Hakawatis: ‘It’s overflowing with women and their joy, their pain, their sexuality, their anger and so much more.”
HAKAWATIS: Women of the Arabian Nights opens this week (1 December) at the Sam Wanamaker Playhouse. We sat down with theatre-maker, Assistant Director and incredible human, LAYLA MADANAT, and asked Layla a few questions. Read on!
How’s rehearsals going?
In a room as open, generous and powerful as this, it’s a delight to come into work every day. From Day 1, the entire team, led by the incredible Pooja Ghai, had come together to create a space that was compassionate, brave and supportively challenging to explore this piece together. We’ve come at the piece from all angles, and I think it shows in the way it’s come to life.
In your opinion, why is a piece like HAKAWATIS important today – and especially in a space like the Sam Wanamaker Playhouse?
It’s overflowing with women and their joy, their pain, their sexuality, their anger and so much more. It’s rare enough to see any women on stage exploring such a raw spectrum of emotion, but for women from the SWANA (South West Asia and North Africa) region, who a few years ago were less represented than aliens on our screens, it’s especially revolutionary. This is all amplified in a space like the Sam Wanamaker Playhouse, nestled in Shakespeare’s Globe, which this Western society has placed on a pinnacle of what it means to tell stories. The women in Hakawatis escape through stories, and how often do we just get to disappear in storytelling in its purest form? It’s so special.
Tell us a little bit about your directing journey?
My journey has not been linear (and I hope it stays this way). I began to explore directing at University as many do, but then decided to take a step towards working in NGOs through a Master’s in Gender and International Development. Even as I worked in a whole range of other sectors, political lobbying, charities, classical music, I’ve never stopped exploring storytelling in theatre.
You were shortlisted for the 2021 Evening Standard Future Theatre Fund in the Directing/Theatre-Making category. What does the future of theatre look like to you?

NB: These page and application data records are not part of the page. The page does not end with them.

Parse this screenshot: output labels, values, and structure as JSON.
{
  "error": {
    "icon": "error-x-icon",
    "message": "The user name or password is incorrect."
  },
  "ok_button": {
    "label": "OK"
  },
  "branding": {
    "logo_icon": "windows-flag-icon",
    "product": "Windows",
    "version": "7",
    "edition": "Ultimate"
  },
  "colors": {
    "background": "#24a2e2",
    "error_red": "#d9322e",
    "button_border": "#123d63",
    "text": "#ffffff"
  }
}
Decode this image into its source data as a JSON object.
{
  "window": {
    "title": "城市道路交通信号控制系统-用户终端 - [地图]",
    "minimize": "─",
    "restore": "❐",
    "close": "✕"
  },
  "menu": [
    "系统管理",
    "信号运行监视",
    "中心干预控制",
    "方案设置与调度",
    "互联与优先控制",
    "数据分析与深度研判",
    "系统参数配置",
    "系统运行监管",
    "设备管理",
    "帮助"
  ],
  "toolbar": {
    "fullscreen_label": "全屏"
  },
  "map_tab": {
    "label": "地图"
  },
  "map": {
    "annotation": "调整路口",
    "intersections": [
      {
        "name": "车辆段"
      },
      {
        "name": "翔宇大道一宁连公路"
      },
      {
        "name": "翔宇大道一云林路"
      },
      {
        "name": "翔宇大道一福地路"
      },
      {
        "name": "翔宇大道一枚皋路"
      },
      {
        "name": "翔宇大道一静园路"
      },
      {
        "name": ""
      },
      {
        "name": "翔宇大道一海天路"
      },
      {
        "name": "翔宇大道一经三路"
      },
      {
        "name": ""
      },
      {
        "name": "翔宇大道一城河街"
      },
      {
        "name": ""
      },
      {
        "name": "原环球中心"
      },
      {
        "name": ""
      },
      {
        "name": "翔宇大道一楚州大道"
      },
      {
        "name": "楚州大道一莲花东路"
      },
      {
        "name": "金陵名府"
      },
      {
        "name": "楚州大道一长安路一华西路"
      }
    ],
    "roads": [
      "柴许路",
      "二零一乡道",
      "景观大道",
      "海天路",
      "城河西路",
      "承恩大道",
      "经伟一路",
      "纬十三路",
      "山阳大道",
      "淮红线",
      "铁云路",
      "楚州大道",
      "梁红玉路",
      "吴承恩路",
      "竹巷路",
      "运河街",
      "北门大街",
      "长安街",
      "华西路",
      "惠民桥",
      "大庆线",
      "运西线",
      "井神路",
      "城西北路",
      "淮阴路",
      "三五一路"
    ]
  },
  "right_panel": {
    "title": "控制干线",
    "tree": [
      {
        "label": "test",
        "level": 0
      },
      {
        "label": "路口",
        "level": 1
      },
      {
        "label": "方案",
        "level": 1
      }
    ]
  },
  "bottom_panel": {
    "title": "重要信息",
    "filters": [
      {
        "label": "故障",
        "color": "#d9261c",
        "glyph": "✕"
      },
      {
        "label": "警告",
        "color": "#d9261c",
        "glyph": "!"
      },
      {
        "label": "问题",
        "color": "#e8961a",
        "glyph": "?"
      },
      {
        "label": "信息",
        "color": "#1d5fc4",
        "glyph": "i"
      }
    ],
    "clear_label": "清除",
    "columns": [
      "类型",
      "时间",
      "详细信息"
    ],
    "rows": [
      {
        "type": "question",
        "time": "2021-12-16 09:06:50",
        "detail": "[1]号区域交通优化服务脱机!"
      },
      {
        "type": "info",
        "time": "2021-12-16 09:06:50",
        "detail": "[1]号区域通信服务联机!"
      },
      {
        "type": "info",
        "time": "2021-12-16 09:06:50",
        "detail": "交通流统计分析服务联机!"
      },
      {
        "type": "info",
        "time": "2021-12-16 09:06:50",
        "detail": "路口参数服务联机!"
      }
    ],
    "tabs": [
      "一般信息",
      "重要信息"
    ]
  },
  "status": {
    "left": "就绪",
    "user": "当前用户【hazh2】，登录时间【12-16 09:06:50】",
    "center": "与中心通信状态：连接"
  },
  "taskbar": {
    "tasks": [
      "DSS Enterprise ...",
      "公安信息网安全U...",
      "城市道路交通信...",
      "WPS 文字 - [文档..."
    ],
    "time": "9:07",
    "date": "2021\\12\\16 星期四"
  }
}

There are seeds being planted everywhere, and growth on decades-old work by companies like Tamasha, that are moving theatre towards a more equitable and therefore more exciting place to be. One way I’d really like to see more change is in how we work with artists and their work from abroad, British theatre still is more inward looking than it could be. Two answers really – and they depend on the government we have. If we don’t want British theatre to grow dull and even more competitive for those in it, we need to look not only to new leadership in the country, but the way theatre is valued and funded.
For any aspiring directors out there wanting to break into this field, what would be your one piece of advice?
Connect with others! It’s so hard to break out of the mindset of competition that is bred into us, but there is enough space for us all. The moment you start seeing your peers as collaborators and companions on the journey, as opposed to your competition, things become much more exciting and way easier.
What’s next for Layla Madanat after HAKAWATIS? Any upcoming projects you can share with us?
I’m so excited about this one – I’m co-producing Mahad Ali’s My Brother’s Keeper at Theatre503, working with Compass Collective. It’s a really special, intricate and rich piece about building community in a seaside British town hostile to immigration. I cannot wait to see this process through.
And finally, why should someone come and watch HAKAWATIS?
It’s magic – these women are bringing pure magic to the Sam Wanamaker. I want everyone to share this experience with us, and feel the power of stories to transport, and even change, us.